* _Task objective_
Would you please give the entries again word for word, with no images in your copy?

(Data about app and page elements)

BEGIN

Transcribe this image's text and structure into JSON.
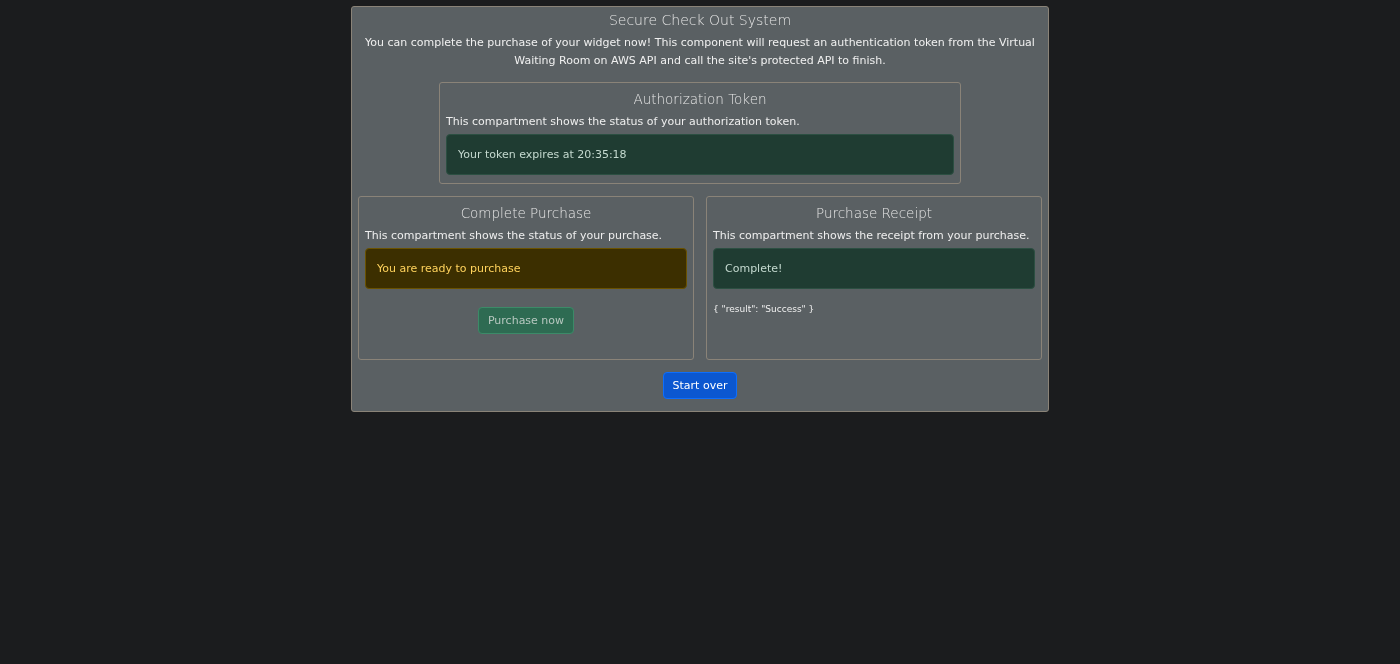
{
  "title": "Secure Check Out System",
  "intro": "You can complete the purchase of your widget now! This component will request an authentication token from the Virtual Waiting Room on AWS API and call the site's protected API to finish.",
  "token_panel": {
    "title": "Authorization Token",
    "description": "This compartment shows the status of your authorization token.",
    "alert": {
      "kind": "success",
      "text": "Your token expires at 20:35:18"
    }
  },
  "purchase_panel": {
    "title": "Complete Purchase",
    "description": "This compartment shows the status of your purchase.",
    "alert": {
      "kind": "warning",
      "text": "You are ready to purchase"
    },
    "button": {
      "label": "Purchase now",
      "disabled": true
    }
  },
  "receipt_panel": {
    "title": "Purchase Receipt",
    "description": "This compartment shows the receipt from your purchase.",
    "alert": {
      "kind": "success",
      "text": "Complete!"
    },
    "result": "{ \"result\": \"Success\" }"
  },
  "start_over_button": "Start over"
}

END

* _Your solution_
Transcribe this image's text and structure into JSON.
{
  "title": "Secure Check Out System",
  "intro": "You can complete the purchase of your widget now! This component will request an authentication token from the Virtual Waiting Room on AWS API and call the site's protected API to finish.",
  "token_panel": {
    "title": "Authorization Token",
    "description": "This compartment shows the status of your authorization token.",
    "alert": {
      "kind": "success",
      "text": "Your token expires at 20:35:18"
    }
  },
  "purchase_panel": {
    "title": "Complete Purchase",
    "description": "This compartment shows the status of your purchase.",
    "alert": {
      "kind": "warning",
      "text": "You are ready to purchase"
    },
    "button": {
      "label": "Purchase now",
      "disabled": true
    }
  },
  "receipt_panel": {
    "title": "Purchase Receipt",
    "description": "This compartment shows the receipt from your purchase.",
    "alert": {
      "kind": "success",
      "text": "Complete!"
    },
    "result": "{ \"result\": \"Success\" }"
  },
  "start_over_button": "Start over"
}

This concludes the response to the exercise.